“For you have been called for this purpose, since Christ also suffered for you, leaving you an example for you to follow in His steps” 1 Peter 2:21.

To follow in the steps of Jesus Christ the suffering servant is the high calling of every Christian, but why did Christ suffer? Did He suffer for some wrong, of course not, as stated in Hebrews 7:26, “For it was fitting for us to have such a high priest, holy, innocent, undefiled, separated from sinners and exalted above the heavens.” Again in 4:15, “For we do not have a high priest who cannot sympathize with our weaknesses, but One who has been tempted in all things as we are, yet without sin.” Again in 1 Peter 2:22, “WHO COMMITTED NO SIN, NOR WAS ANY DECEIT FOUND IN HIS MOUTH;” No, Christ suffered the greatest injustice the world has ever known, He was perfectly without sin, in the right, and suffered unto the worst of deaths as a criminal at the hands of those who were perfectly wrong for wanting to kill Him.

Of this kind of suffering wrongly Charles Spurgeon writes, “A sense of injustice stings a man; he does not like to lose his rights or to be buffeted when he has done no ill; but the Spirit of Christ teaches us to “endure grief, suffering wrongfully,” — to bear still, and still to bear. We are to be like the anvil; let others strike us if they will, but we shall wear out the hammers if we only know how to stand still and bear all that is put upon us.” We should not say we are Christians and then do not follow in the footsteps of our Master, such behavior would be hypocritical and our Lord renounced hypocrisy with the utmost distain (see Matthew 23).

The Christian is called to reflect Christ and in order to do that He must be sanctified or set apart to Christ by the inner working of the Holy Spirit, which is the primary cause of our holiness. The secondary cause or condition for reflecting Christ is suffering, and the most effective is suffering when doing right. We can see this thinking in 2:20, “For what credit is there if, when you sin and are harshly treated, you endure it with patience? But if when you do what is right and suffer for it you patiently endure it, this finds favor with God” (emphasis added). God has set up human institutions to punish people for doing wrong, there is no pleasure for God to see His children suffer for that, but when they suffer when doing right, as did His Son, this pleases Him.

Again quoting from Spurgeon, “It may be hard to bear, but in that very hardness lies much of the fragrance of it towards God. As spices must be bruised, so must you be pressed and crushed to bring out your sweetness. If you want to be where there is nothing to suffer, and no wrong to be endured, you are in the wrong world for that as yet; that will be in the world to come.” While we live in this world that rejects Christ we must expect and endure the same treatment he endured, “and while being reviled, He did not revile in return ; while suffering, He uttered no threats, but kept entrusting Himself to Him who judges righteously.” 1 Peter 2:23. We are called to live by faith and godly faith always tells us that God can be trusted even when circumstances ask how can this be good and of God.

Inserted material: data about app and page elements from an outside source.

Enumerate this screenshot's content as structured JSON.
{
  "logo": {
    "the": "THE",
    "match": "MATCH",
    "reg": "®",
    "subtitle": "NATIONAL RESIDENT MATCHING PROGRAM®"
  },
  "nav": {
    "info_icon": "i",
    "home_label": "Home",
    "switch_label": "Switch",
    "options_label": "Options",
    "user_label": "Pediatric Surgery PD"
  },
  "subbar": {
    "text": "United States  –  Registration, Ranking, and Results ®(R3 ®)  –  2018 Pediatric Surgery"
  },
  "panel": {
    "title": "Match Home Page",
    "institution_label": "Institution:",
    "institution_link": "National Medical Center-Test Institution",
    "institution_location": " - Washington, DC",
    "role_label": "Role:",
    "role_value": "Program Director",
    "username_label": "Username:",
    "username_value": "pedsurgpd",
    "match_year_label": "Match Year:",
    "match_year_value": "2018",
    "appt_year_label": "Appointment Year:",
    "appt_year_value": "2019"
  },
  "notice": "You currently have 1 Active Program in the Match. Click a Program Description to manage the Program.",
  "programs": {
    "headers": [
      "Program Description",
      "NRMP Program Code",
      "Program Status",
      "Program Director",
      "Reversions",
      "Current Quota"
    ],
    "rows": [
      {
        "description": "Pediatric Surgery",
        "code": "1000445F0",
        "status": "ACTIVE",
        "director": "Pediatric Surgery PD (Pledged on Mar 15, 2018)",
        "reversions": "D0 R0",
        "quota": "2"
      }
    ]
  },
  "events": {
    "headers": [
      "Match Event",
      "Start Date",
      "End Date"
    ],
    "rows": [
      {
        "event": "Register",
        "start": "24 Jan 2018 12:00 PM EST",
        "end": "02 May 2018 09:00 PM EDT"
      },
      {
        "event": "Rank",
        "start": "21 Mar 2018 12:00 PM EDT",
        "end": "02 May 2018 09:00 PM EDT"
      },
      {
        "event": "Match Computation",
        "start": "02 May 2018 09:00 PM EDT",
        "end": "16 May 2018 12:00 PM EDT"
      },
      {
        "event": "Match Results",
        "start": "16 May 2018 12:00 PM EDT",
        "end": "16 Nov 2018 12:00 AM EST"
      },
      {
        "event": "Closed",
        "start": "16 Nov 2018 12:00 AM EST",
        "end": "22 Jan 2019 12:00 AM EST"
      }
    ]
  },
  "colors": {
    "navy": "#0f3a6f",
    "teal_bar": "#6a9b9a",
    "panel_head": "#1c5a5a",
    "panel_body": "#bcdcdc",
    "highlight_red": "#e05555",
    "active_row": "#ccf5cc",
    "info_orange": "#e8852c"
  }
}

The Christian should always be mindful that while suffering for doing right does not seem appropriate, the suffering of Christ is the means by which we receive the benefit of right standing before God, eternal life, and all the joys that heaven and the presence of God will bring. Peter reminds us of the injustice Christ endured to rectify our condition, “and He Himself bore our sins in His body on the cross, so that we might die to sin and live to righteousness; for by His wounds you were healed. For you were continually straying like sheep, but now you have returned to the Shepherd and Guardian of your souls” 1 Peter 2:24-25. If we were healed by the sufferings of Christ, should we not do the same for His glory and the salvation of others?

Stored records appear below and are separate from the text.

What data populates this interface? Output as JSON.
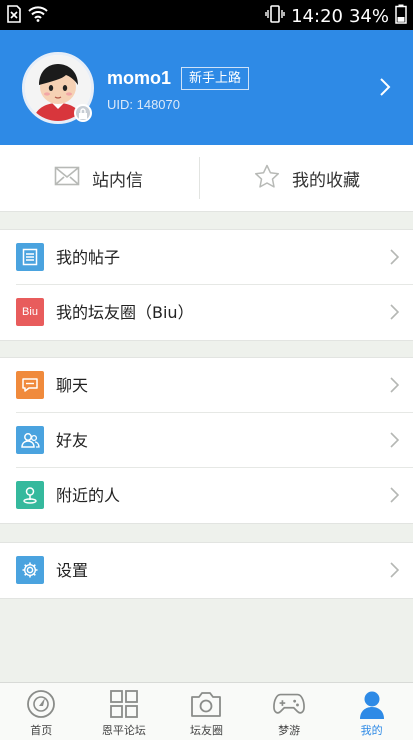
{
  "status_bar": {
    "time": "14:20",
    "battery": "34%"
  },
  "profile": {
    "username": "momo1",
    "level_badge": "新手上路",
    "uid": "UID: 148070"
  },
  "quick_actions": [
    {
      "label": "站内信",
      "icon": "envelope-icon"
    },
    {
      "label": "我的收藏",
      "icon": "star-icon"
    }
  ],
  "menu_groups": [
    [
      {
        "label": "我的帖子",
        "icon": "post-list-icon",
        "color": "#4aa3df"
      },
      {
        "label": "我的坛友圈（Biu）",
        "icon": "biu-icon",
        "icon_text": "Biu",
        "color": "#e85c5c"
      }
    ],
    [
      {
        "label": "聊天",
        "icon": "chat-icon",
        "color": "#f08a3c"
      },
      {
        "label": "好友",
        "icon": "friends-icon",
        "color": "#4aa3df"
      },
      {
        "label": "附近的人",
        "icon": "location-pin-icon",
        "color": "#35b99d"
      }
    ],
    [
      {
        "label": "设置",
        "icon": "gear-icon",
        "color": "#4aa3df"
      }
    ]
  ],
  "bottom_nav": [
    {
      "label": "首页",
      "icon": "home-compass-icon",
      "active": false
    },
    {
      "label": "恩平论坛",
      "icon": "grid-icon",
      "active": false
    },
    {
      "label": "坛友圈",
      "icon": "camera-icon",
      "active": false
    },
    {
      "label": "梦游",
      "icon": "gamepad-icon",
      "active": false
    },
    {
      "label": "我的",
      "icon": "user-icon",
      "active": true
    }
  ],
  "colors": {
    "header_blue": "#2e8ae6",
    "active_tab": "#2e8ae6"
  }
}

Some may ask, “How does our suffering lead to the salvation of others?” Our text tells us in 2:20, by the use of the term “what credit is there.” The word Credit, kleos in the Greek is to tell, a good report, fame, or renown, and of course, there is no good report in being punished for doing evil. However, when a person is “harshly treated” Kolaphizo in the Greek is in the present tense indicating continuous action, signifying that it was the habit of the "crooked" masters to "continually pummel" their slaves, the slave’s only offense being that they had lived Christ-like lives which were used by the Holy Spirit to convict the harsh taskmasters of sin. The conviction of sin in the shadow of the cross is the means by which all men come to a saving knowledge of Jesus Christ.

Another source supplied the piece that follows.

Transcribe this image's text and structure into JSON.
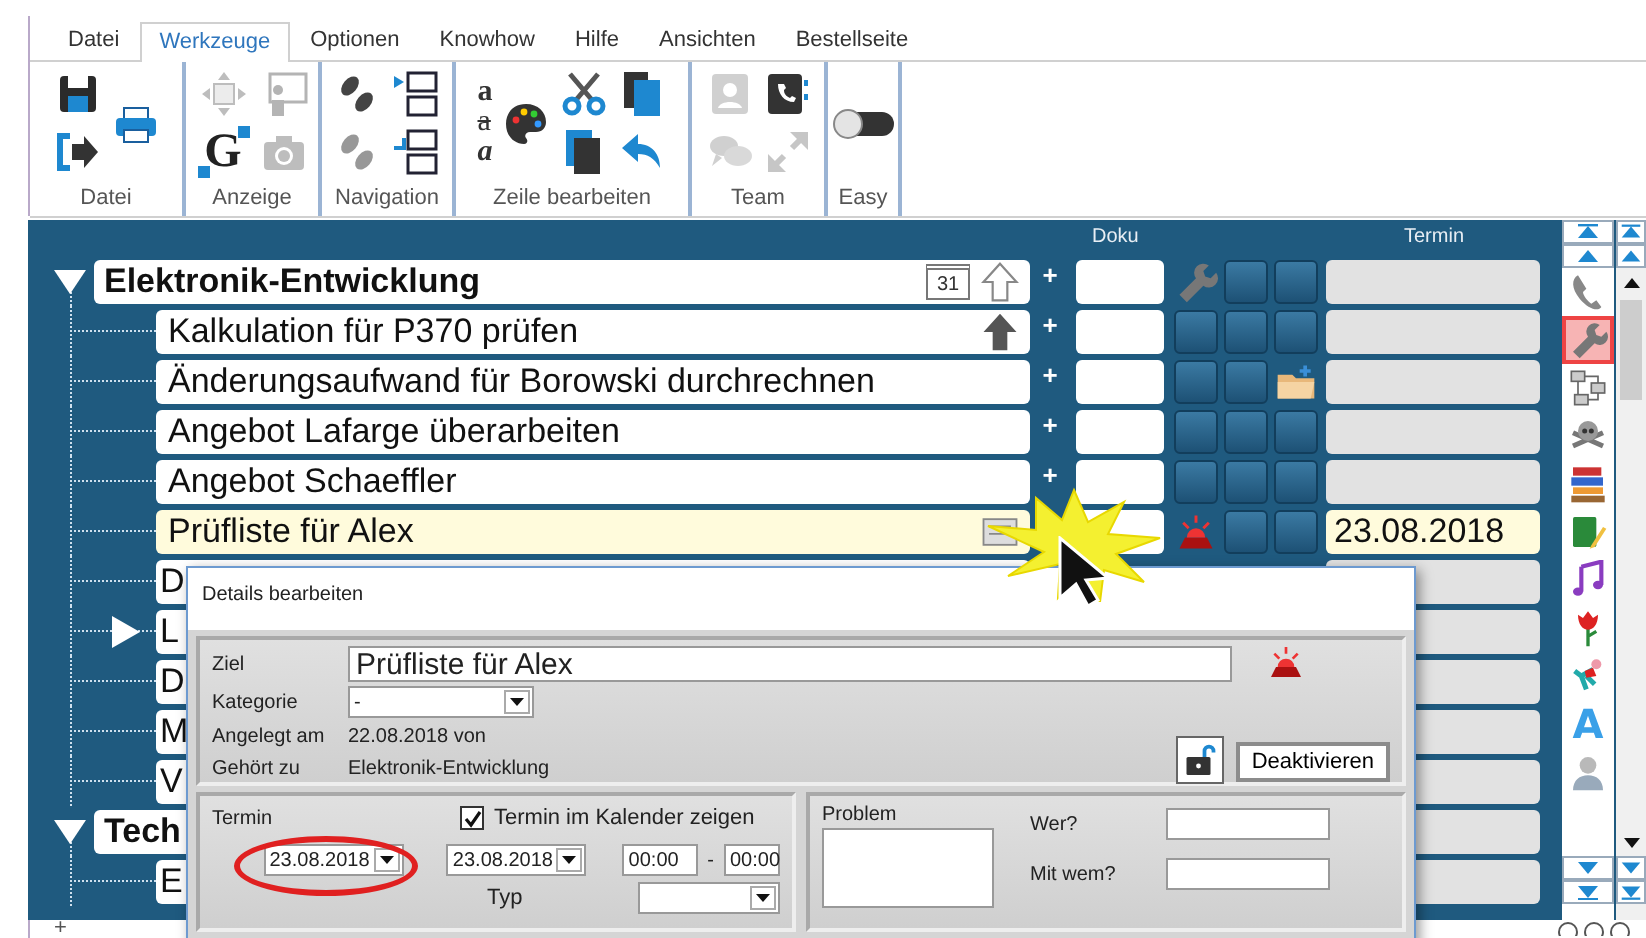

The second purpose for the Christian’s calling is to follow the example set by Christ by returning good for evil, and in so doing we become sharers in His life, reflect His glory, and become the instruments by which He saves others.